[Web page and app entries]
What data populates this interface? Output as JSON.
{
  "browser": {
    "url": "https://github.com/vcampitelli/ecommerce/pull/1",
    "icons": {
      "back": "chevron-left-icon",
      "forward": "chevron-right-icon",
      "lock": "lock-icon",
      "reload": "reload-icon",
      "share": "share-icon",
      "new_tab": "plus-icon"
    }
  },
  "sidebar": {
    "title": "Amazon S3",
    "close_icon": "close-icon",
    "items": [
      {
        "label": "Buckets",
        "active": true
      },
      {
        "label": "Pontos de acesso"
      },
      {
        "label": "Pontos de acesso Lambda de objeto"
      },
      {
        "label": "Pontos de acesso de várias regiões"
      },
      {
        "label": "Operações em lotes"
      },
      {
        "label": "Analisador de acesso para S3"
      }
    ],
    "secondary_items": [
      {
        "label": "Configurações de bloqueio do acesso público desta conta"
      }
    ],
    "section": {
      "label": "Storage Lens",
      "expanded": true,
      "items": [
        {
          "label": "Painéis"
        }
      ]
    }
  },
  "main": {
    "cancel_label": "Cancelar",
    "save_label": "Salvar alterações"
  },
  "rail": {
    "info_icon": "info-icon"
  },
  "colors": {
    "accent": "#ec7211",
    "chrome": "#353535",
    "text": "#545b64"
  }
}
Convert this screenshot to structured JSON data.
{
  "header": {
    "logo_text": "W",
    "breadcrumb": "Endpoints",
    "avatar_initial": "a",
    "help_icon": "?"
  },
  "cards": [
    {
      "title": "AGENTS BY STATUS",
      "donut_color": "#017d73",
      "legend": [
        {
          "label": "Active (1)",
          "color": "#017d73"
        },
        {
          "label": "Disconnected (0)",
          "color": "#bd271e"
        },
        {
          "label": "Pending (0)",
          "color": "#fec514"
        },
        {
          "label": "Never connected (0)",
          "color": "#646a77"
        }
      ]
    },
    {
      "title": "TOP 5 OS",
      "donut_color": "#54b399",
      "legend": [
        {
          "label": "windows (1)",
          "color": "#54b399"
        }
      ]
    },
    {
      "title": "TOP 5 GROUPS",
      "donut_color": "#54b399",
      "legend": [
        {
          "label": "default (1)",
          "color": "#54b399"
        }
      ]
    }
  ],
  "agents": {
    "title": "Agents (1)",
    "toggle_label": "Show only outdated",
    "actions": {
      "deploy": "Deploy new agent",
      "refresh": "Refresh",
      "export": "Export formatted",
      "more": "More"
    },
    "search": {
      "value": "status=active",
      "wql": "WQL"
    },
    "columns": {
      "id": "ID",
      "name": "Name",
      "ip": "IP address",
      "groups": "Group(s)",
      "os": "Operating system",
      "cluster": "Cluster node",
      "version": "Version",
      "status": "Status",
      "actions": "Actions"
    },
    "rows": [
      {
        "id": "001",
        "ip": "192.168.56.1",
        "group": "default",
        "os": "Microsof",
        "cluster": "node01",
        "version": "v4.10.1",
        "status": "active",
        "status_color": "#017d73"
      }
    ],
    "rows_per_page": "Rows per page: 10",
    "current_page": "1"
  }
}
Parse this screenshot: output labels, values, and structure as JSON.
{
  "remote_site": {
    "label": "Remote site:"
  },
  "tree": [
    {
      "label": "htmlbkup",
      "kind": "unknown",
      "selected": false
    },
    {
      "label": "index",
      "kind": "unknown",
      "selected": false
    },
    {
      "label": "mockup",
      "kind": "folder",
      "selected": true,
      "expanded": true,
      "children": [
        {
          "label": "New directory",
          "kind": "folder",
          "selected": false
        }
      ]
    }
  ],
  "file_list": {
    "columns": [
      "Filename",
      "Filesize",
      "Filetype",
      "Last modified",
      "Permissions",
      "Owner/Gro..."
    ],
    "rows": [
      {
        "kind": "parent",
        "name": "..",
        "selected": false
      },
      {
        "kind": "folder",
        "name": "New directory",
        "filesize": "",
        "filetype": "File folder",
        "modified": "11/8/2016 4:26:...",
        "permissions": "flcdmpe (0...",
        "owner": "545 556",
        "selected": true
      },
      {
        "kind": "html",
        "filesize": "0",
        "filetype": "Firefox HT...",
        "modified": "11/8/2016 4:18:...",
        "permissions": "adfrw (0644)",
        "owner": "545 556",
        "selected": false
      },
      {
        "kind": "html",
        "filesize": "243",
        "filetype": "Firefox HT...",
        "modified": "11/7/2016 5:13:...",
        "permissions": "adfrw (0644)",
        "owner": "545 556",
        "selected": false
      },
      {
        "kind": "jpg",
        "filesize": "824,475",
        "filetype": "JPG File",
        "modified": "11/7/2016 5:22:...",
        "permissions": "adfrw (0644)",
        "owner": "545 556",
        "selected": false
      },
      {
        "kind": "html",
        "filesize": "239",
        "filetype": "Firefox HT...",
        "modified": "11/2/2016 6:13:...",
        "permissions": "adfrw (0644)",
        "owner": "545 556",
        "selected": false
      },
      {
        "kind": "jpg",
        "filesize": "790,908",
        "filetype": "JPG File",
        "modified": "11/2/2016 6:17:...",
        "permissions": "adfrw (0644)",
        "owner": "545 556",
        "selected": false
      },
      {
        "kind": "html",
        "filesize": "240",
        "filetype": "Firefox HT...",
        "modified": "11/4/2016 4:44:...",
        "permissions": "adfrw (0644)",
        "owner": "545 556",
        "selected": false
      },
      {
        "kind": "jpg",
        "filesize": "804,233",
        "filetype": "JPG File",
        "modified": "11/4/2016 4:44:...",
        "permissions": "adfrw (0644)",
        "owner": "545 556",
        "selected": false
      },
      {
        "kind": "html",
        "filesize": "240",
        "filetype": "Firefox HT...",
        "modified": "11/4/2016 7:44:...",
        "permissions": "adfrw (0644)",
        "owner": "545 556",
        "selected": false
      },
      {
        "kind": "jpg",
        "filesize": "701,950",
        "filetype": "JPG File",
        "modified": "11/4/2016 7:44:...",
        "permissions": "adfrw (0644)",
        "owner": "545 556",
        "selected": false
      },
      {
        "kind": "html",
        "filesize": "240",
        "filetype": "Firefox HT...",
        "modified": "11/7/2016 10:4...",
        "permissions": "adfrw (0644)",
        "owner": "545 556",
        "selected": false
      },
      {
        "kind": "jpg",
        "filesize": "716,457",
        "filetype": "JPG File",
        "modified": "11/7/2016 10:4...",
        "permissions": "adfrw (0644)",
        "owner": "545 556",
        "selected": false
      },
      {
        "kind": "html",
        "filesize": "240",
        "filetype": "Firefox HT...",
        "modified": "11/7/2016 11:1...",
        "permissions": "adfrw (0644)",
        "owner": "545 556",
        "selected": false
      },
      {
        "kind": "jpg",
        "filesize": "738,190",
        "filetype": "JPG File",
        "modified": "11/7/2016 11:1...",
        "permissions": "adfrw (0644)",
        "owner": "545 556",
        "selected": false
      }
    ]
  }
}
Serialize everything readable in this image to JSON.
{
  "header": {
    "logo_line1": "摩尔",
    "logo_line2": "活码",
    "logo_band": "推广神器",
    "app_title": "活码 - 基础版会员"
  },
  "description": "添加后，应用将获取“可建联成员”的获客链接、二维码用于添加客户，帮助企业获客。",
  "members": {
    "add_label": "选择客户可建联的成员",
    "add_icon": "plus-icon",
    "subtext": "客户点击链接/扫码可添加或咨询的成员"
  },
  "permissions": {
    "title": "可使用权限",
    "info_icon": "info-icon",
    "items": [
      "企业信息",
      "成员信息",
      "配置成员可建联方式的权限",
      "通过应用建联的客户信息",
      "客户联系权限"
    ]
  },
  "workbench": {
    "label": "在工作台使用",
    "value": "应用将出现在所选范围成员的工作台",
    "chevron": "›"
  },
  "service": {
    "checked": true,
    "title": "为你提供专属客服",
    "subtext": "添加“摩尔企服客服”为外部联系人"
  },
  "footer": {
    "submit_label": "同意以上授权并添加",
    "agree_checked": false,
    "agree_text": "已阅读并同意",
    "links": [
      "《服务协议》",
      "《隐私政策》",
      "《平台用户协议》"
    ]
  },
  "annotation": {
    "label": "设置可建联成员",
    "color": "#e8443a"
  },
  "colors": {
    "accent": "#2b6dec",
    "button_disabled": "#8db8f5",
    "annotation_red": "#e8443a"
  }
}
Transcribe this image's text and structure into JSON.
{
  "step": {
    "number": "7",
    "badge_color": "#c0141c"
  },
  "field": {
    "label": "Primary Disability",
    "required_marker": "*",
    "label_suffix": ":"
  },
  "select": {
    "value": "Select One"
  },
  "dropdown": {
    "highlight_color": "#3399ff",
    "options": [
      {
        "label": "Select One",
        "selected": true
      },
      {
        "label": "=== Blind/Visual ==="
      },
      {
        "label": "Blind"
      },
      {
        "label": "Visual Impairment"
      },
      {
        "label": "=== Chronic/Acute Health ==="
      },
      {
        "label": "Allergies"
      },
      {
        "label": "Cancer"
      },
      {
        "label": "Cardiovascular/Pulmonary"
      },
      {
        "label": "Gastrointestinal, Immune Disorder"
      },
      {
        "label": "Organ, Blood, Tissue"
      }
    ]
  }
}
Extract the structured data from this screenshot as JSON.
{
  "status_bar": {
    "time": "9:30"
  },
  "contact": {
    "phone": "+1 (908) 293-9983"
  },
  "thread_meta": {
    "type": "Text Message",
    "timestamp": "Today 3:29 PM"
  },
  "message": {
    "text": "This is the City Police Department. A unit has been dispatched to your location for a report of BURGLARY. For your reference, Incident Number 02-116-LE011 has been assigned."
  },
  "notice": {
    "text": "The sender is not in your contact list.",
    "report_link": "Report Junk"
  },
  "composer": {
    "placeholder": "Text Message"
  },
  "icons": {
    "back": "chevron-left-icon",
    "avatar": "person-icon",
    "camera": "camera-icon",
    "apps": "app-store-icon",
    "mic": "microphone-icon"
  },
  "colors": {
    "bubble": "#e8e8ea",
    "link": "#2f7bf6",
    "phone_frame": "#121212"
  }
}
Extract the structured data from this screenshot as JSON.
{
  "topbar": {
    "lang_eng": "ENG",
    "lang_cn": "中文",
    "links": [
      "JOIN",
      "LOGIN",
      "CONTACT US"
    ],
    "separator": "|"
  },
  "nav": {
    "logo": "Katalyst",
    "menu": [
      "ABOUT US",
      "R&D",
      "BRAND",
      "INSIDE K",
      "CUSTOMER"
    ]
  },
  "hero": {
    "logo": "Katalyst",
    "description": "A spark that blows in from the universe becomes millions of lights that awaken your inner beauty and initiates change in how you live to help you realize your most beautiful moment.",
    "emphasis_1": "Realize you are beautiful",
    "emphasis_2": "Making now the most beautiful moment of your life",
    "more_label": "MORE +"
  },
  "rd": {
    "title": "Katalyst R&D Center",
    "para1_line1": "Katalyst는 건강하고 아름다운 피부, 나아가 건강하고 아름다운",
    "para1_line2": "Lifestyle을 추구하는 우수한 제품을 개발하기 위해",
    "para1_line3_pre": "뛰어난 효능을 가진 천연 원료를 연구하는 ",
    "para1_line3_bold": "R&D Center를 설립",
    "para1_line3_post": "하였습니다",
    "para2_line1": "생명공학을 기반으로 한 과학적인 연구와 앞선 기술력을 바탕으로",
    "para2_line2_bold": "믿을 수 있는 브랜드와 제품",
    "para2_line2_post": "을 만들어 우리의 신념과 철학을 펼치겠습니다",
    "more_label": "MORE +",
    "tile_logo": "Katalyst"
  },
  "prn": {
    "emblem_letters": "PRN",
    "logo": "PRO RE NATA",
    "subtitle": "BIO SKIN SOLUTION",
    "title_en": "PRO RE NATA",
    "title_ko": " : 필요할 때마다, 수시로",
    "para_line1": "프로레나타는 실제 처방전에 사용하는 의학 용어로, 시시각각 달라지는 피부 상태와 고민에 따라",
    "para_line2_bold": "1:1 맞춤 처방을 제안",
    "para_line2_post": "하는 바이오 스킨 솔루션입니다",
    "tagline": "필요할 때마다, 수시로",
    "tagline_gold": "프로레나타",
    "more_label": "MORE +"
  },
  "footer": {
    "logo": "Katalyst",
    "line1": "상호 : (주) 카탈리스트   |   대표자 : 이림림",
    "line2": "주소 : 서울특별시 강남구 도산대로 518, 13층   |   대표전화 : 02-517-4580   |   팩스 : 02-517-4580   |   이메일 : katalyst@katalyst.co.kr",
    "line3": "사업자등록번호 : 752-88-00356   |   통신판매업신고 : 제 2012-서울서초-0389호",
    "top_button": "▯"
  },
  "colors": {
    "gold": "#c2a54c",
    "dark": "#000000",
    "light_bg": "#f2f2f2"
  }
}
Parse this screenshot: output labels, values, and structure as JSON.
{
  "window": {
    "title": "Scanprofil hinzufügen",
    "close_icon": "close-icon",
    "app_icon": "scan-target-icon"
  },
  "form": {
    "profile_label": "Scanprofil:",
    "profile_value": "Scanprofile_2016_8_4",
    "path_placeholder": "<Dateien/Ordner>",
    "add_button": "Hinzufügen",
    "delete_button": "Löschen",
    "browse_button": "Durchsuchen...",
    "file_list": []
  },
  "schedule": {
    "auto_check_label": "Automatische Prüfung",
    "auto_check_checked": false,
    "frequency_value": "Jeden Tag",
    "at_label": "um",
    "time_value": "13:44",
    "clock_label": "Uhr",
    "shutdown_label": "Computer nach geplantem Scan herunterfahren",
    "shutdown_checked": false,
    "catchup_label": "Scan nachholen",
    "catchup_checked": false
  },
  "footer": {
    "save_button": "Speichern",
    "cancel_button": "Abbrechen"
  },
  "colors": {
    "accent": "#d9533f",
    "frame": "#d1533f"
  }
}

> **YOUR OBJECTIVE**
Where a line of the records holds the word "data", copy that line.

> **PROBLEM SOLUTION**
What data populates this interface? Output as JSON.
Convert this screenshot to structured JSON data.
Extract the structured data from this screenshot as JSON.
Extract the structured data from this screenshot as JSON.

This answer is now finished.